In this Sept. 1, 2008, photo released by Wildlife Conservation Society, a male forest elephant strides across Langoue Bai, Gabon.
Elizabeth M. Rogers/Wildlife Conservation Society via AP
African forest elephants have been in trouble for a while, but only now have scientists figured out that more than half of them have died over the past decade. It took hundreds of researchers nine years, walking literally thousands of miles, counting piles of elephant dung as well as elephant carcasses stripped of their ivory tusks, to realize that the majority of the dead had been shot.
"We can see from seizures of ivory, and we can see from the number of carcasses that are starting to lie around in the forest, that elephants are in deeper and deeper trouble," said Fiona Maisels, who was part of the team that published these findings in the latest issue of the journal PLOS.
There's always been ivory poaching in Africa, but after a ban in 1989, the trade diminished. Now, however, the numbers have exploded. Some 25,000 African elephants are being killed every year, many of them being forest elephants living in the heart of Africa.
Organized by the Wildlife Conservation Society, the research project found that the closer people, roads and villages are to elephants, the more animals die. The researchers used geographic information systems to correlate these factors to the numbers of killed elephants. They also discovered the "corruption to dung" ration.
"The more corrupt the country," Maisels says, "the less dung there is." That's government corruption, meaning officials who overlook or even participate in the illegal trade.
But the biggest contributor to the uptick in elephant killing is a huge spike in demand for ivory in China, where new wealth means more people can buy ivory. "And this [is] mainly to do with the fact that there is a very big middle to wealthy class in China now," Maisels says.
Chinese collectors covet ivory for figurines, chopsticks and trinkets. China is by no means the only market, but wildlife experts say China consumes half the supply. A growing population of Chinese workers in Africa makes the trade that much easier. As a result, the price of ivory has shot up tenfold over the past five to seven years.

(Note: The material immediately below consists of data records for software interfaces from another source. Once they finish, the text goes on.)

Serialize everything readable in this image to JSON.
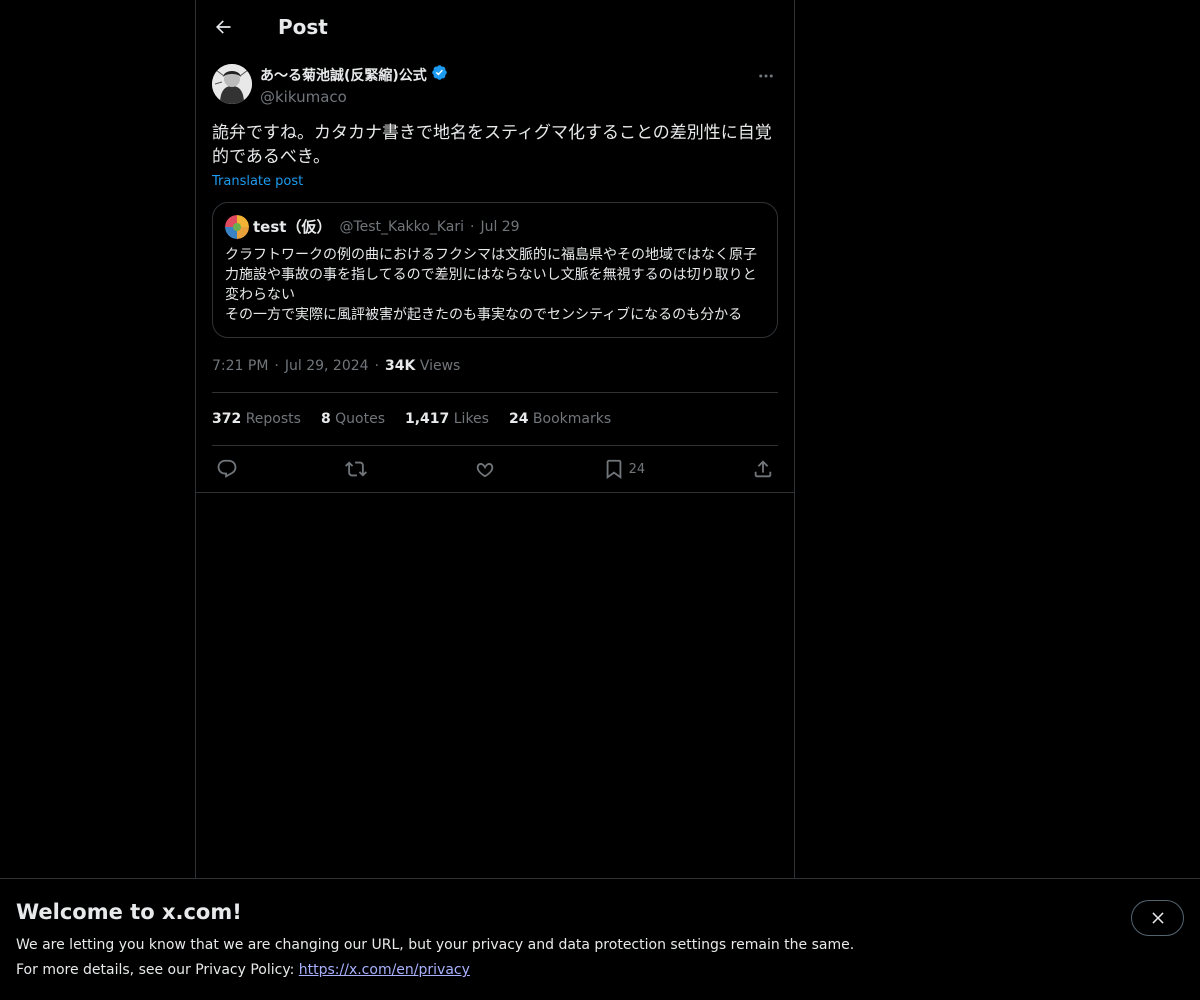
{
  "header": {
    "title": "Post"
  },
  "post": {
    "author_name": "あ〜る菊池誠(反緊縮)公式",
    "handle": "@kikumaco",
    "text": "詭弁ですね。カタカナ書きで地名をスティグマ化することの差別性に自覚的であるべき。",
    "translate_label": "Translate post",
    "quote": {
      "name": "test（仮）",
      "handle": "@Test_Kakko_Kari",
      "dot": "·",
      "date": "Jul 29",
      "text": "クラフトワークの例の曲におけるフクシマは文脈的に福島県やその地域ではなく原子力施設や事故の事を指してるので差別にはならないし文脈を無視するのは切り取りと変わらない\nその一方で実際に風評被害が起きたのも事実なのでセンシティブになるのも分かる"
    },
    "time": "7:21 PM",
    "dot": "·",
    "date": "Jul 29, 2024",
    "views_count": "34K",
    "views_label": "Views"
  },
  "stats": {
    "reposts_count": "372",
    "reposts_label": "Reposts",
    "quotes_count": "8",
    "quotes_label": "Quotes",
    "likes_count": "1,417",
    "likes_label": "Likes",
    "bookmarks_count": "24",
    "bookmarks_label": "Bookmarks"
  },
  "actions": {
    "bookmark_count": "24"
  },
  "banner": {
    "title": "Welcome to x.com!",
    "line1": "We are letting you know that we are changing our URL, but your privacy and data protection settings remain the same.",
    "line2_prefix": "For more details, see our Privacy Policy: ",
    "link": "https://x.com/en/privacy"
  },
  "colors": {
    "accent": "#1d9bf0",
    "muted": "#71767b",
    "border": "#2f3336",
    "text": "#e7e9ea"
  }
}
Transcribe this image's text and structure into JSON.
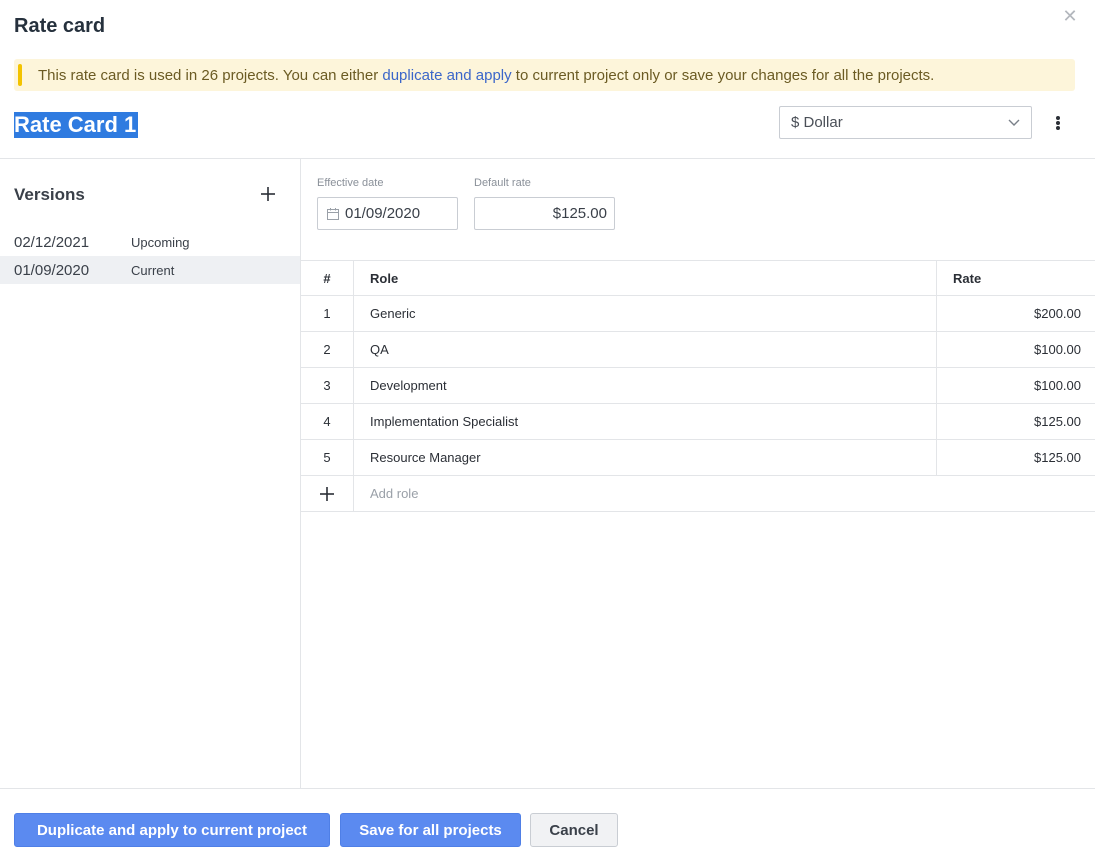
{
  "dialog": {
    "title": "Rate card",
    "close_glyph": "✕"
  },
  "banner": {
    "text_before": "This rate card is used in 26 projects. You can either ",
    "link": "duplicate and apply",
    "text_after": " to current project only or save your changes for all the projects."
  },
  "rate_card": {
    "name": "Rate Card 1",
    "currency": "$ Dollar"
  },
  "versions": {
    "title": "Versions",
    "items": [
      {
        "date": "02/12/2021",
        "status": "Upcoming"
      },
      {
        "date": "01/09/2020",
        "status": "Current"
      }
    ]
  },
  "fields": {
    "effective_date_label": "Effective date",
    "effective_date_value": "01/09/2020",
    "default_rate_label": "Default rate",
    "default_rate_value": "$125.00"
  },
  "table": {
    "headers": {
      "num": "#",
      "role": "Role",
      "rate": "Rate"
    },
    "rows": [
      {
        "num": "1",
        "role": "Generic",
        "rate": "$200.00"
      },
      {
        "num": "2",
        "role": "QA",
        "rate": "$100.00"
      },
      {
        "num": "3",
        "role": "Development",
        "rate": "$100.00"
      },
      {
        "num": "4",
        "role": "Implementation Specialist",
        "rate": "$125.00"
      },
      {
        "num": "5",
        "role": "Resource Manager",
        "rate": "$125.00"
      }
    ],
    "add_role_placeholder": "Add role"
  },
  "footer": {
    "duplicate_label": "Duplicate and apply to current project",
    "save_all_label": "Save for all projects",
    "cancel_label": "Cancel"
  },
  "colors": {
    "primary": "#5b8af0",
    "banner_bg": "#fdf5da",
    "banner_accent": "#f3c300",
    "link": "#3b66c9",
    "selection": "#2f7be0"
  }
}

The Chinese government has promised to discuss measures to curb the trade at the CITES meeting this week. But Maisels, who teaches wildlife biology at the University of Stirling in Scotland, says education is most important.
In this April 17, 2011, photo, seized tusks including some from baby elephants are displayed in Pokola, Congo. Conservationists said Tuesday that there's a new threat to the survival of Africa's elephants that may be just as deadly as poachers' bullets: the black-market trade of ivory in cyberspace.
Naftali Honig/Project for the Application of Law for Fauna via AP
"Chinese students come up to me and say, 'Wow, you know, what can we do? We had no idea,' " she says. "That's the story that's put out, [that] they're anesthetized, the tusks are taken out, and they're patted on the bottom and sent out to grow a new set."
Biologist Richard Ruggiero at the U.S. Fish and Wildlife Service has spent 30 years working with elephants in central Africa. He says the numerical death count is bad enough, but he believes this is an animal that is somehow aware that something terrible is happening to it.
"Behind the numbers is a real tragedy of a very sentient creature, who really knows that there's a genocide going on," Ruggiero says. "They understand the concept of mortality. They show signs of mourning dead. They understand what tusks mean. They'll pick them up from a carcass."
Ruggiero says it's not just an African or Chinese problem. It requires everyone to take notice to halt the lucrative trade.
"Hopefully people will see the big picture," he says, "will see the aesthetics that elephants cannot and should not be reduced to numbers in a balance book of a business that trades in their teeth."